### YOUR GOAL:
Look over the entries below. Report how many lines hold the word "Query", and only that.
»»
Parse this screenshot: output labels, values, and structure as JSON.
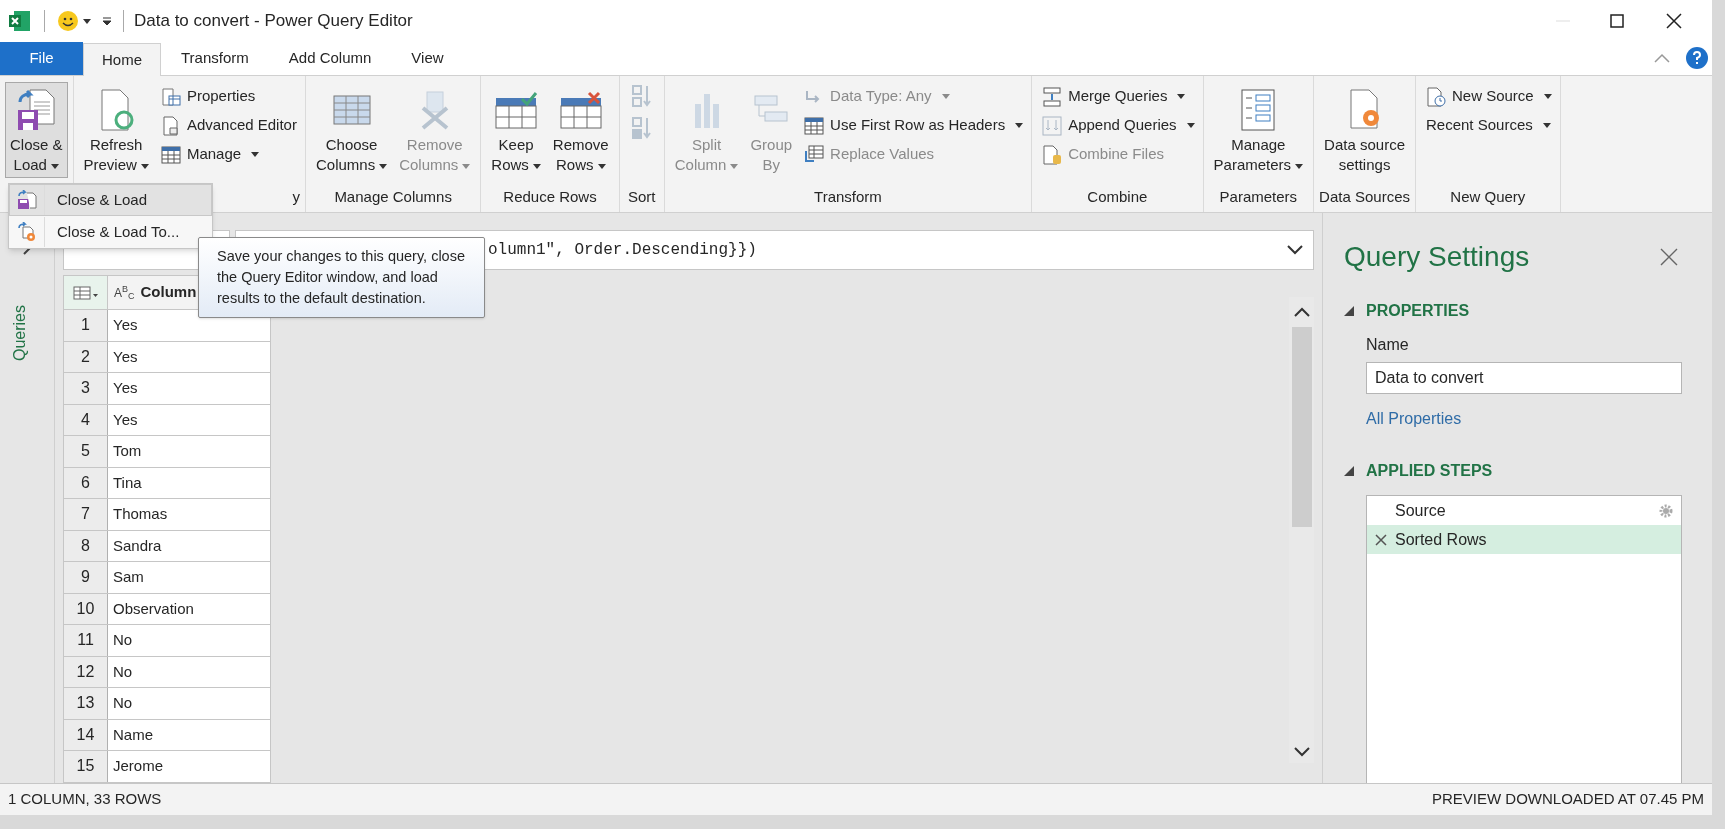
{
  "window": {
    "title": "Data to convert - Power Query Editor"
  },
  "tabs": [
    {
      "label": "File",
      "kind": "file",
      "selected": false
    },
    {
      "label": "Home",
      "kind": "tab",
      "selected": true
    },
    {
      "label": "Transform",
      "kind": "tab",
      "selected": false
    },
    {
      "label": "Add Column",
      "kind": "tab",
      "selected": false
    },
    {
      "label": "View",
      "kind": "tab",
      "selected": false
    }
  ],
  "ribbon": [
    {
      "items": [
        {
          "kind": "large",
          "lines": [
            "Close &",
            "Load"
          ],
          "dropdown": true,
          "disabled": false,
          "pressed": true
        }
      ]
    },
    {
      "label": "y",
      "items": [
        {
          "kind": "large",
          "lines": [
            "Refresh",
            "Preview"
          ],
          "dropdown": true,
          "disabled": false,
          "pressed": false
        },
        {
          "kind": "small",
          "lines": [
            "Properties"
          ],
          "dropdown": false,
          "disabled": false
        },
        {
          "kind": "small",
          "lines": [
            "Advanced Editor"
          ],
          "dropdown": false,
          "disabled": false
        },
        {
          "kind": "small",
          "lines": [
            "Manage"
          ],
          "dropdown": true,
          "disabled": false
        }
      ]
    },
    {
      "label": "Manage Columns",
      "items": [
        {
          "kind": "large",
          "lines": [
            "Choose",
            "Columns"
          ],
          "dropdown": true,
          "disabled": false,
          "pressed": false
        },
        {
          "kind": "large",
          "lines": [
            "Remove",
            "Columns"
          ],
          "dropdown": true,
          "disabled": true,
          "pressed": false
        }
      ]
    },
    {
      "label": "Reduce Rows",
      "items": [
        {
          "kind": "large",
          "lines": [
            "Keep",
            "Rows"
          ],
          "dropdown": true,
          "disabled": false,
          "pressed": false
        },
        {
          "kind": "large",
          "lines": [
            "Remove",
            "Rows"
          ],
          "dropdown": true,
          "disabled": false,
          "pressed": false
        }
      ]
    },
    {
      "label": "Sort",
      "items": [
        {
          "kind": "icon",
          "disabled": true
        },
        {
          "kind": "icon",
          "disabled": true
        }
      ]
    },
    {
      "label": "Transform",
      "items": [
        {
          "kind": "large",
          "lines": [
            "Split",
            "Column"
          ],
          "dropdown": true,
          "disabled": true,
          "pressed": false
        },
        {
          "kind": "large",
          "lines": [
            "Group",
            "By"
          ],
          "dropdown": false,
          "disabled": true,
          "pressed": false
        },
        {
          "kind": "small",
          "lines": [
            "Data Type: Any"
          ],
          "dropdown": true,
          "disabled": true
        },
        {
          "kind": "small",
          "lines": [
            "Use First Row as Headers"
          ],
          "dropdown": true,
          "disabled": false
        },
        {
          "kind": "small",
          "lines": [
            "Replace Values"
          ],
          "dropdown": false,
          "disabled": true
        }
      ]
    },
    {
      "label": "Combine",
      "items": [
        {
          "kind": "small",
          "lines": [
            "Merge Queries"
          ],
          "dropdown": true,
          "disabled": false
        },
        {
          "kind": "small",
          "lines": [
            "Append Queries"
          ],
          "dropdown": true,
          "disabled": false
        },
        {
          "kind": "small",
          "lines": [
            "Combine Files"
          ],
          "dropdown": false,
          "disabled": true
        }
      ]
    },
    {
      "label": "Parameters",
      "items": [
        {
          "kind": "large",
          "lines": [
            "Manage",
            "Parameters"
          ],
          "dropdown": true,
          "disabled": false,
          "pressed": false
        }
      ]
    },
    {
      "label": "Data Sources",
      "items": [
        {
          "kind": "large",
          "lines": [
            "Data source",
            "settings"
          ],
          "dropdown": false,
          "disabled": false,
          "pressed": false
        }
      ]
    },
    {
      "label": "New Query",
      "items": [
        {
          "kind": "small",
          "lines": [
            "New Source"
          ],
          "dropdown": true,
          "disabled": false
        },
        {
          "kind": "small",
          "lines": [
            "Recent Sources"
          ],
          "dropdown": true,
          "disabled": false
        }
      ]
    }
  ],
  "menu": [
    {
      "label": "Close & Load",
      "selected": true
    },
    {
      "label": "Close & Load To...",
      "selected": false
    }
  ],
  "tooltip": "Save your changes to this query, close the Query Editor window, and load results to the default destination.",
  "queries_pane": {
    "label": "Queries"
  },
  "formula": "olumn1\", Order.Descending}})",
  "table": {
    "type_badge": "A$^{B}$$_{C}$",
    "column": "Column",
    "rows": [
      {
        "n": "1",
        "v": "Yes"
      },
      {
        "n": "2",
        "v": "Yes"
      },
      {
        "n": "3",
        "v": "Yes"
      },
      {
        "n": "4",
        "v": "Yes"
      },
      {
        "n": "5",
        "v": "Tom"
      },
      {
        "n": "6",
        "v": "Tina"
      },
      {
        "n": "7",
        "v": "Thomas"
      },
      {
        "n": "8",
        "v": "Sandra"
      },
      {
        "n": "9",
        "v": "Sam"
      },
      {
        "n": "10",
        "v": "Observation"
      },
      {
        "n": "11",
        "v": "No"
      },
      {
        "n": "12",
        "v": "No"
      },
      {
        "n": "13",
        "v": "No"
      },
      {
        "n": "14",
        "v": "Name"
      },
      {
        "n": "15",
        "v": "Jerome"
      }
    ]
  },
  "settings": {
    "title": "Query Settings",
    "properties": {
      "heading": "PROPERTIES",
      "expanded": true,
      "name_label": "Name",
      "name_value": "Data to convert",
      "link": "All Properties"
    },
    "steps": {
      "heading": "APPLIED STEPS",
      "expanded": true,
      "items": [
        {
          "label": "Source",
          "selected": false
        },
        {
          "label": "Sorted Rows",
          "selected": true
        }
      ]
    }
  },
  "status_bar": {
    "left": "1 COLUMN, 33 ROWS",
    "right": "PREVIEW DOWNLOADED AT 07.45 PM"
  }
}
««
### SOLUTION TO THIS TASK:
4